RECORDS TO USE:
---------------

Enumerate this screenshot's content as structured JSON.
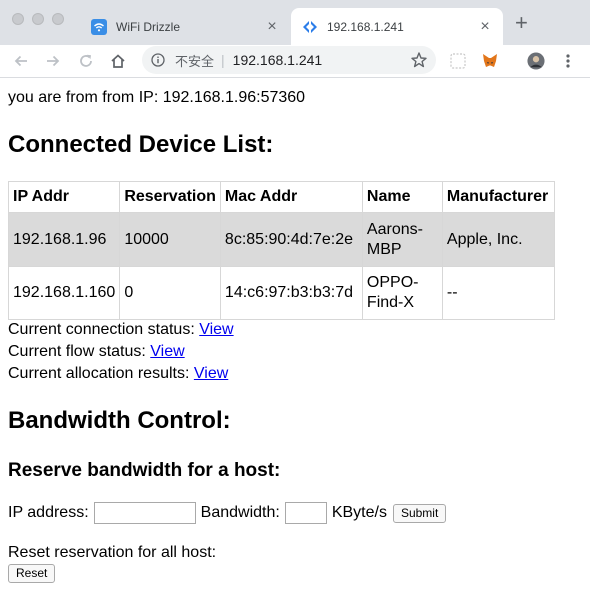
{
  "browser": {
    "tabs": [
      {
        "title": "WiFi Drizzle",
        "active": false
      },
      {
        "title": "192.168.1.241",
        "active": true
      }
    ],
    "address": {
      "security_label": "不安全",
      "separator": "|",
      "url": "192.168.1.241"
    },
    "colors": {
      "tabbar": "#dee1e6",
      "active_tab": "#ffffff",
      "link": "#0000ee"
    }
  },
  "page": {
    "client_ip_line": "you are from from IP: 192.168.1.96:57360",
    "connected_heading": "Connected Device List:",
    "table": {
      "headers": [
        "IP Addr",
        "Reservation",
        "Mac Addr",
        "Name",
        "Manufacturer"
      ],
      "rows": [
        {
          "ip": "192.168.1.96",
          "reservation": "10000",
          "mac": "8c:85:90:4d:7e:2e",
          "name_line1": "Aarons-",
          "name_line2": "MBP",
          "manufacturer": "Apple, Inc."
        },
        {
          "ip": "192.168.1.160",
          "reservation": "0",
          "mac": "14:c6:97:b3:b3:7d",
          "name_line1": "OPPO-",
          "name_line2": "Find-X",
          "manufacturer": "--"
        }
      ]
    },
    "status_links": [
      {
        "label": "Current connection status:",
        "link": "View"
      },
      {
        "label": "Current flow status:",
        "link": "View"
      },
      {
        "label": "Current allocation results:",
        "link": "View"
      }
    ],
    "bandwidth_heading": "Bandwidth Control:",
    "reserve_heading": "Reserve bandwidth for a host:",
    "form": {
      "ip_label": "IP address:",
      "ip_value": "",
      "bandwidth_label": "Bandwidth:",
      "bandwidth_value": "",
      "unit_label": "KByte/s",
      "submit_label": "Submit"
    },
    "reset": {
      "label": "Reset reservation for all host:",
      "button_label": "Reset"
    }
  }
}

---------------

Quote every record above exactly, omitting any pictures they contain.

Enumerate this screenshot's content as structured JSON.
{
  "browser": {
    "tabs": [
      {
        "title": "WiFi Drizzle",
        "active": false
      },
      {
        "title": "192.168.1.241",
        "active": true
      }
    ],
    "address": {
      "security_label": "不安全",
      "separator": "|",
      "url": "192.168.1.241"
    },
    "colors": {
      "tabbar": "#dee1e6",
      "active_tab": "#ffffff",
      "link": "#0000ee"
    }
  },
  "page": {
    "client_ip_line": "you are from from IP: 192.168.1.96:57360",
    "connected_heading": "Connected Device List:",
    "table": {
      "headers": [
        "IP Addr",
        "Reservation",
        "Mac Addr",
        "Name",
        "Manufacturer"
      ],
      "rows": [
        {
          "ip": "192.168.1.96",
          "reservation": "10000",
          "mac": "8c:85:90:4d:7e:2e",
          "name_line1": "Aarons-",
          "name_line2": "MBP",
          "manufacturer": "Apple, Inc."
        },
        {
          "ip": "192.168.1.160",
          "reservation": "0",
          "mac": "14:c6:97:b3:b3:7d",
          "name_line1": "OPPO-",
          "name_line2": "Find-X",
          "manufacturer": "--"
        }
      ]
    },
    "status_links": [
      {
        "label": "Current connection status:",
        "link": "View"
      },
      {
        "label": "Current flow status:",
        "link": "View"
      },
      {
        "label": "Current allocation results:",
        "link": "View"
      }
    ],
    "bandwidth_heading": "Bandwidth Control:",
    "reserve_heading": "Reserve bandwidth for a host:",
    "form": {
      "ip_label": "IP address:",
      "ip_value": "",
      "bandwidth_label": "Bandwidth:",
      "bandwidth_value": "",
      "unit_label": "KByte/s",
      "submit_label": "Submit"
    },
    "reset": {
      "label": "Reset reservation for all host:",
      "button_label": "Reset"
    }
  }
}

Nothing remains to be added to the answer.